Excerpted data:

========================

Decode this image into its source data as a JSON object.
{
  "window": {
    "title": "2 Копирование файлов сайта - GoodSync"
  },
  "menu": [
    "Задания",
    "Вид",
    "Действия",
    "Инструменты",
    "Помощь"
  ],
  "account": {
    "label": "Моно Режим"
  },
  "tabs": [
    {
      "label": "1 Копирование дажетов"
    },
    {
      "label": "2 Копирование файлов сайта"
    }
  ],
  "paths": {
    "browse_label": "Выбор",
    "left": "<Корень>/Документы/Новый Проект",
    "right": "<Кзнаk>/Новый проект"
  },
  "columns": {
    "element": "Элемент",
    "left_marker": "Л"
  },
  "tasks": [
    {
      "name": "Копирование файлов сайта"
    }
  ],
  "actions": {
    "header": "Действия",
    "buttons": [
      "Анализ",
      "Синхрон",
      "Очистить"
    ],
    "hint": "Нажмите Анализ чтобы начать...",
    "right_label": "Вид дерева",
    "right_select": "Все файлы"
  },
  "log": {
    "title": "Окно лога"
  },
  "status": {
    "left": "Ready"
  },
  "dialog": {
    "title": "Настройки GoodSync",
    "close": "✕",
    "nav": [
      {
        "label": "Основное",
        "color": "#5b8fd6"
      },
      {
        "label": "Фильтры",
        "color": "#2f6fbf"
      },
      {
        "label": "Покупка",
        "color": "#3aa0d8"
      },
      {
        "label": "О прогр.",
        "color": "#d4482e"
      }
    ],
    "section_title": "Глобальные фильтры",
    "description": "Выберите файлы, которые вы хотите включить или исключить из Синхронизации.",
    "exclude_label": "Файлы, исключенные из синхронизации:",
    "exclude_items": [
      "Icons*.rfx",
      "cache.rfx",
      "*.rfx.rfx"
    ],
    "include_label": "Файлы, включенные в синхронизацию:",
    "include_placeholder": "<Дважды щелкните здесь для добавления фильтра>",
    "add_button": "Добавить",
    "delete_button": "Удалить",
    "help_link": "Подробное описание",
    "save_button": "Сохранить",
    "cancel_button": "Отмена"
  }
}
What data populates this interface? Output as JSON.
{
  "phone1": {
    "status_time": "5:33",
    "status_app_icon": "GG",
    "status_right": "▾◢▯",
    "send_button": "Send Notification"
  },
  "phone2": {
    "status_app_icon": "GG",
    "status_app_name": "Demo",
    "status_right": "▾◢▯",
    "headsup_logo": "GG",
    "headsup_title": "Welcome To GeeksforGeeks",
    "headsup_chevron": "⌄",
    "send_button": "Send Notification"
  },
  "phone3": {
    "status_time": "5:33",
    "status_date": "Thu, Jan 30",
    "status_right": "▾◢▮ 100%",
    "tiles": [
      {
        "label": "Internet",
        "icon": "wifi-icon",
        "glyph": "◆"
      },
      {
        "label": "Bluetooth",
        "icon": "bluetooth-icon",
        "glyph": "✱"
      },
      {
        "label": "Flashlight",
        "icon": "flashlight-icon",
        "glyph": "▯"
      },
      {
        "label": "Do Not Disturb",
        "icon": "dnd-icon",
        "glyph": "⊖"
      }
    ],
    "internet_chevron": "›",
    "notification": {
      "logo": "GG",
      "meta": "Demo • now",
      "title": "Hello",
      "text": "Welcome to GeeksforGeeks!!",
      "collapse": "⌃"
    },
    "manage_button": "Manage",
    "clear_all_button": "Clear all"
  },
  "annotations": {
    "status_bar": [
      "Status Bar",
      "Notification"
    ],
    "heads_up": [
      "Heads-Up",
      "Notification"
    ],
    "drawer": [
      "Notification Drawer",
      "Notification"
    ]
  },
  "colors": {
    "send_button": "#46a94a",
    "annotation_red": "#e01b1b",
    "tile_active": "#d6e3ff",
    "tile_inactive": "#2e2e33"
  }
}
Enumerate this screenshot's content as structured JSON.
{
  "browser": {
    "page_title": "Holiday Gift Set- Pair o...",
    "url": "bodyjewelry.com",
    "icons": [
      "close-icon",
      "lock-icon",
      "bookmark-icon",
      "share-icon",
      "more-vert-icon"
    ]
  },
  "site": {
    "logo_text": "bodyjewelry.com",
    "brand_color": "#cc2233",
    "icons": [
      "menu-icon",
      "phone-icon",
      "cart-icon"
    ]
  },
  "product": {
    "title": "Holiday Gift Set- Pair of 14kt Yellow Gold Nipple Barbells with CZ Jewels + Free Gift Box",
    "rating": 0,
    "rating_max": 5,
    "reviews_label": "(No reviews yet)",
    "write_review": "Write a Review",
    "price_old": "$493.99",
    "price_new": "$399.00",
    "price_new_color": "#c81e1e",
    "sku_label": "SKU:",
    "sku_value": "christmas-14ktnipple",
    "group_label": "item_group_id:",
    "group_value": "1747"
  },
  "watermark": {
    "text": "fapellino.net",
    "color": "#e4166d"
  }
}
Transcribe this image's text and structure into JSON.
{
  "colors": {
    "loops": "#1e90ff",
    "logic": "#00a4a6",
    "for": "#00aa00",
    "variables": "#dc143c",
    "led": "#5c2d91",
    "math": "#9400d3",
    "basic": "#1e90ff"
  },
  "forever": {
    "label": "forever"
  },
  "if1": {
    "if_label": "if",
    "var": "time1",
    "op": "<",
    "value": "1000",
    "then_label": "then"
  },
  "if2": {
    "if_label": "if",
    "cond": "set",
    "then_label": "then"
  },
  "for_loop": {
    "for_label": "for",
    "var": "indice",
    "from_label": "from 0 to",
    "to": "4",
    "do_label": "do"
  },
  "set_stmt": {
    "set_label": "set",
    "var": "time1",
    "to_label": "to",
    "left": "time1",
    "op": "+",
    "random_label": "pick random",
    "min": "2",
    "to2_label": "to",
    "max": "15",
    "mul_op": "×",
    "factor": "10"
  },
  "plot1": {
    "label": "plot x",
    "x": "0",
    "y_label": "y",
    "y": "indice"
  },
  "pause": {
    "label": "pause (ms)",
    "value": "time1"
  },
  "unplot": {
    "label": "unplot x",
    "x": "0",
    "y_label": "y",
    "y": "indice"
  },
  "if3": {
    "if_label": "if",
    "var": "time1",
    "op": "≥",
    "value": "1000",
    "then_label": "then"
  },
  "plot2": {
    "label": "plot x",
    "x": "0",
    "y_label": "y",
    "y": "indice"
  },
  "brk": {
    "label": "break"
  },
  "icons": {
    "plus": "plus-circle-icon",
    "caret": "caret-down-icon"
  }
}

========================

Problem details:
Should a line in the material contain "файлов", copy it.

Response:
    "title": "2 Копирование файлов сайта - GoodSync"
      "label": "2 Копирование файлов сайта"
      "name": "Копирование файлов сайта"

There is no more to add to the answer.